* **Assigned task**
Determine the number of lines in the data below that hold "Base"; give nothing but that number.

____ Extracted entries

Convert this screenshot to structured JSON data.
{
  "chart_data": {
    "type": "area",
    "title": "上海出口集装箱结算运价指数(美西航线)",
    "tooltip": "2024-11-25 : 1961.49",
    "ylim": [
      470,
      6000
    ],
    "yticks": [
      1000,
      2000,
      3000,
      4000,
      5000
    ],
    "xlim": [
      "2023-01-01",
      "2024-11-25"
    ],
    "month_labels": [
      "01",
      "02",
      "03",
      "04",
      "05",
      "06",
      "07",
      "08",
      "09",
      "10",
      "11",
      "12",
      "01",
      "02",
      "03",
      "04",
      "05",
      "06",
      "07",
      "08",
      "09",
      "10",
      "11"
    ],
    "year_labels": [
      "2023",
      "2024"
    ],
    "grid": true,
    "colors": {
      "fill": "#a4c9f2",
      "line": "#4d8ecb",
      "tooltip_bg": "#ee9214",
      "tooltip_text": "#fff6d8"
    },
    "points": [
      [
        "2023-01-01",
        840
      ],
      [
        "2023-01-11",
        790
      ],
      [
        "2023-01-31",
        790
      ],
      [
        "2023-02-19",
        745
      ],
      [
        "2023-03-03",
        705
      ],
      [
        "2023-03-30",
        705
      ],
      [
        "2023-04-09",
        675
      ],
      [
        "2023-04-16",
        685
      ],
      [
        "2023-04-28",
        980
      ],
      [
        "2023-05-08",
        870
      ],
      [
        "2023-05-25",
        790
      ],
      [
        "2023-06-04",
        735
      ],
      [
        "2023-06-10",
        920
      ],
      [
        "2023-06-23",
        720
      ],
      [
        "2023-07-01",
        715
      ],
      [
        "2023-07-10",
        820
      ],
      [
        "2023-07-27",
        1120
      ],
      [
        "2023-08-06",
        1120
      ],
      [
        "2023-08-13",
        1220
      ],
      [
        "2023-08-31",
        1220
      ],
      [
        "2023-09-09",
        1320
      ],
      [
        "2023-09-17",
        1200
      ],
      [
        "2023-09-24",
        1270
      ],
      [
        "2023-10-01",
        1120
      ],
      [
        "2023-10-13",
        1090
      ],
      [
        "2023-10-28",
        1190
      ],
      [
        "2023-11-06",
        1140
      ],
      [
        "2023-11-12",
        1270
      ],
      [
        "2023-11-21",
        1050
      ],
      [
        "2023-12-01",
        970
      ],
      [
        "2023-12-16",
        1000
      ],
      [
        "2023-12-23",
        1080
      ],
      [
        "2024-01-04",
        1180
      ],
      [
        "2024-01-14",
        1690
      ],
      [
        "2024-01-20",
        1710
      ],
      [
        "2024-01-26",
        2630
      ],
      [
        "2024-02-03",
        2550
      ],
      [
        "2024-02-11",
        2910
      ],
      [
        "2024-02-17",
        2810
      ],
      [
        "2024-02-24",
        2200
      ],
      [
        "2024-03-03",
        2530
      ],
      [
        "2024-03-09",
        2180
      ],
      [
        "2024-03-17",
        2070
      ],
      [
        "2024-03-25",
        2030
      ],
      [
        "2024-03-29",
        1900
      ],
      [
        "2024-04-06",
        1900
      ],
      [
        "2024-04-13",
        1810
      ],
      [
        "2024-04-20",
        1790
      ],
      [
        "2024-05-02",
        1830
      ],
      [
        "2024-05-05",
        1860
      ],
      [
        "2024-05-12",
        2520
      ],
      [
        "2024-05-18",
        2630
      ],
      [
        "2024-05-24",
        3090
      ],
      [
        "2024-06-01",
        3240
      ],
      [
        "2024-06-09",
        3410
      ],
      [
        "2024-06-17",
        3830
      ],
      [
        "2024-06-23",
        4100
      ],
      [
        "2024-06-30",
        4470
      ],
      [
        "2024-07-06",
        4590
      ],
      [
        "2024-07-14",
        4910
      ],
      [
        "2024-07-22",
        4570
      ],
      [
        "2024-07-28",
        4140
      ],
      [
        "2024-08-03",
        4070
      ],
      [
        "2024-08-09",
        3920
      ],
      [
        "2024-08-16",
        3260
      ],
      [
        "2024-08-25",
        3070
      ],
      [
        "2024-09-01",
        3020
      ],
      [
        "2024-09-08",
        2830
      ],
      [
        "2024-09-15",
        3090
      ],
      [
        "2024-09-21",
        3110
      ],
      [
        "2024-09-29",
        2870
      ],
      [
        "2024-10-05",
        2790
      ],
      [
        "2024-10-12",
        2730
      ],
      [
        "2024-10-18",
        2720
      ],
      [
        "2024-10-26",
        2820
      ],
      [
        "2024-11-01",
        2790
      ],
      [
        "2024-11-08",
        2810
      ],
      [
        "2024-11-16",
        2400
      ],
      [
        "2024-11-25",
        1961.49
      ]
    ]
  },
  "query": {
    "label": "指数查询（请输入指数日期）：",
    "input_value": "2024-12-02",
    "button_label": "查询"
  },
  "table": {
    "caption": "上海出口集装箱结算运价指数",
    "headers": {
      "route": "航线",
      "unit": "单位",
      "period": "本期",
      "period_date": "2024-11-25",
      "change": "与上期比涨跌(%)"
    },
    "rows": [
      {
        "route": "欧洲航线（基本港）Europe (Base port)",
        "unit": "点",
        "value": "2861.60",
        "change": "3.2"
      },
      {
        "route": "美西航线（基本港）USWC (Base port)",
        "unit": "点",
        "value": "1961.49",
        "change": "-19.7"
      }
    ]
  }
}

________

* **Exercise output**
2